Having productive conversations with authors: OpenAI on new lawsuit
The Authors’ Guild and 17 well-known authors including George R.R. Martin sue OpenAI for alleged copyright infringement in a fresh lawsuit
Sam Altman-run OpenAI has said it is "having productive conversations" with creators around the world, including the Authors’ Guild, as more prominent authors sued the ChatGPT developer for copyright infringement.
The Authors’ Guild and 17 well-known authors like Jonathan Franzen, John Grisham, George R.R. Martin, and Jodi Picoult have filed a fresh lawsuit in the Southern District of New York against OpenAI.
According to the complaint, OpenAI “copied plaintiffs’ works wholesale, without permission or consideration” and fed the copyrighted materials into large language models (LLMs).
OpenAI told Forbes that it has been “working cooperatively to understand and discuss their concerns about AI.”
“We’re optimistic we will continue to find mutually beneficial ways to work together to help people utilise new technology in a rich content ecosystem,” the Microsoft-backed company said.
The authors alleged that OpenAI’s LLMs could result in derivative work “that is based on, mimics, summarises, or paraphrases” their books, which could harm their market.
OpenAI could have trained GPT on works in the public domain instead of pulling in copyrighted material without paying a licensing fee, they alleged.
This is not the first time authors have sued OpenAI for copyright violations and illegally using their works to train its chatbot called ChatGPT.
Earlier this month, authors Michael Chabon, David Henry Hwang, Rachel Louise Snyder and Ayelet Waldman alleged in a lawsuit that OpenAI benefits and profits from the "unauthorised and illegal use" of their copyrighted content.
In July, comedian and author Sarah Silverman, along with authors Christopher Golden and Richard Kadrey, sued OpenAI and Mark Zuckerberg-owned Meta over dual claims of copyright infringement.

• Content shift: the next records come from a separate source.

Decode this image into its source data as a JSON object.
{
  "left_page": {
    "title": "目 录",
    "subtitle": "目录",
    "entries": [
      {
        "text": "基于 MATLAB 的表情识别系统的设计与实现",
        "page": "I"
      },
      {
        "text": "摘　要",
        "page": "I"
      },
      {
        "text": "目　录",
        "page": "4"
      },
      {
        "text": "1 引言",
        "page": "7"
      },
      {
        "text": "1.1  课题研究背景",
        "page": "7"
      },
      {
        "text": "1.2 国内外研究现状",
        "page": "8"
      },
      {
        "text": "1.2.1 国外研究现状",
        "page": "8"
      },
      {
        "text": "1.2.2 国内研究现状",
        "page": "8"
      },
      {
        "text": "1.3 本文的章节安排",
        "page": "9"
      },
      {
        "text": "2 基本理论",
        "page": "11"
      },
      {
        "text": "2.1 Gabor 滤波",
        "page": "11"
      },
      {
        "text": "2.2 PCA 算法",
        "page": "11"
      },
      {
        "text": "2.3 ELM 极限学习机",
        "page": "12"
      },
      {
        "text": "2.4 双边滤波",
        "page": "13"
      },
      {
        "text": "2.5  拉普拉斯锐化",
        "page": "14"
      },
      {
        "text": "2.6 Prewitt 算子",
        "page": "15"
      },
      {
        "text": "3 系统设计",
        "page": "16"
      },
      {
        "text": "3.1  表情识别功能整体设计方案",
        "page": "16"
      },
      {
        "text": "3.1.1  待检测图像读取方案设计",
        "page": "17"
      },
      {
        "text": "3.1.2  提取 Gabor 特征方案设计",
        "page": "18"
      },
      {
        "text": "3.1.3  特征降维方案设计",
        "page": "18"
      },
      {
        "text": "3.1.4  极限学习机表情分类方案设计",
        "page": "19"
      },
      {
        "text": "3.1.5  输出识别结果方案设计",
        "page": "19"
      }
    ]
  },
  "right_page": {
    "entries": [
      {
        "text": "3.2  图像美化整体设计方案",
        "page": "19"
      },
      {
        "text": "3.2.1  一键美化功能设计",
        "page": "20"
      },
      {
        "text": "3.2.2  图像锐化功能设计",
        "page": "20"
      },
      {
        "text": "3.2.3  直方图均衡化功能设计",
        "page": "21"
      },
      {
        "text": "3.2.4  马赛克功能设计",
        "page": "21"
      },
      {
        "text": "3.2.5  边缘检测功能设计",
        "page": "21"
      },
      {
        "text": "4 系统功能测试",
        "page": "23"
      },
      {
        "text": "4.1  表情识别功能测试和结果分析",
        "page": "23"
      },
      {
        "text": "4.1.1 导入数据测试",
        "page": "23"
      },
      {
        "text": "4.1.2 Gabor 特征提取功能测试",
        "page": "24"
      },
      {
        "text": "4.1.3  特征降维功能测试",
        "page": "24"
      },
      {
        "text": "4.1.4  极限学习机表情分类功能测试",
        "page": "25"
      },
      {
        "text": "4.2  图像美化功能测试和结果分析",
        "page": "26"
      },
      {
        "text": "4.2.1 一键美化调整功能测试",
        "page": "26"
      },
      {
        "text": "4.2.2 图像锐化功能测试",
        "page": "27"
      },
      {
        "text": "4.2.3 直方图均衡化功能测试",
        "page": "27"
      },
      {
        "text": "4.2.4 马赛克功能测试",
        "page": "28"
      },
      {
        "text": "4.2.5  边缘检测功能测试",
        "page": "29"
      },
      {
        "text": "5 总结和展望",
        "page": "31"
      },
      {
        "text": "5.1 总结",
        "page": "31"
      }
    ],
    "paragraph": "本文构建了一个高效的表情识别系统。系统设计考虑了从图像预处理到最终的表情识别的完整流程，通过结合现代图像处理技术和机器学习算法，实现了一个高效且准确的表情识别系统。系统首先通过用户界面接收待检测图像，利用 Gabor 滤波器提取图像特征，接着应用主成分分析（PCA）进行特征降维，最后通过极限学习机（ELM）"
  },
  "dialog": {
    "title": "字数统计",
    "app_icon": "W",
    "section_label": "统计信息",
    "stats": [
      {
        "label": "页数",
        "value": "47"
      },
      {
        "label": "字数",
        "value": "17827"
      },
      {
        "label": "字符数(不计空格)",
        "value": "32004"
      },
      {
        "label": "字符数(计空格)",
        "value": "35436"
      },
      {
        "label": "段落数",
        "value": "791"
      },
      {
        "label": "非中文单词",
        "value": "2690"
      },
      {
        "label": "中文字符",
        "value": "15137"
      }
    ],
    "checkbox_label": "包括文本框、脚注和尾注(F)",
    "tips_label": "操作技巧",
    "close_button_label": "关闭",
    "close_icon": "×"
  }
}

The lawsuits alleged that OpenAI's ChatGPT and Meta's LLaMA (a set of large language models) were trained on illegally-acquired datasets containing their works.
Published: 22 Sep 2023, 10:07 AM